Tsuta is offering a "one-for-one" ramen promotion until the end of this month, making this the best time to check out its various broths.
I have a favourite, Shio Soba, and that was what I would order when I used to dine in at the ramen shop.
For delivery now, it costs $17.20. But for $18, I can pick a second bowl of noodles. So it's not exactly one-for-one, but let's not quibble.
Since it was just 80 cents more, I thought I would go out on a limb and try its Mala Tonkotsu Soba, a bold hybrid of Chinese and Japanese flavours which was launched late last year.
The food arrived hot with the stocks packed separately in paper bowls. Though the noodles had clumped together, it took me just about half a minute of vigorous shaking in the liquid to loosen them up.
But for better results, bring the soup to a boil in a small pot before adding the noodles and toppings. This will get the dish even closer to how it would taste at the eatery.
I didn't do that and the dish was still not too far off. The thin noodles were firm and smooth, and the soup for the Shio Soba was just the way I remembered it - full-bodied with the distinct sweetness of clam juice.
It also had a strong smell of truffle oil, which some people enjoy but I would prefer to be lighter.
The dish came with just the basic garnishes of chopped onion, sliced leeks, green olive puree in truffle oil and bamboo shoots. There was a slice of char siu, but anything else costs extra.
For example, an ajitama or flavoured egg is $2.20 while black fungus is $1.60. To save costs, I'd suggest sharing extras between the two bowls.
The pork bone broth for the Mala Tonkotsu Soba was covered in red oil made with Sichuan pepper and fiery dried chillis, among other spices. It was potent and addictive.
The noodles were topped with mala minced pork, crushed peanuts, sliced leeks and goji berries, plus a slice of char siu.
HOW TO ORDER
Go to order.tsuta.com. Minimum order of $20.
$10. Free for orders of $60 and more.
Put together, it was a wonderful dish for rainy weather and one I would pick again.
Instead of adding toppings to meet the minimum $20 requirement, I decided to try another dish instead.

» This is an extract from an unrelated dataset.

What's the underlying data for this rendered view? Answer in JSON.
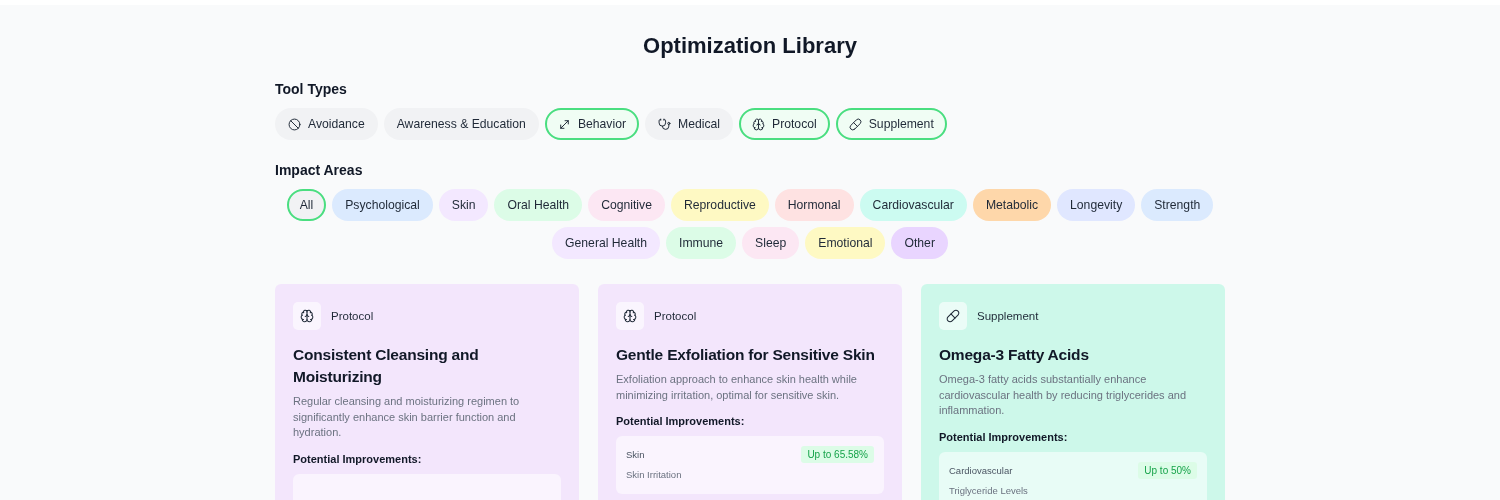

Aburi Niku ($7.30) was a good choice. The torched pork cubes, packed with a small salad, tasted good with or without the accompanying onion sauce. Or you could add them to the noodles and have an extra topping.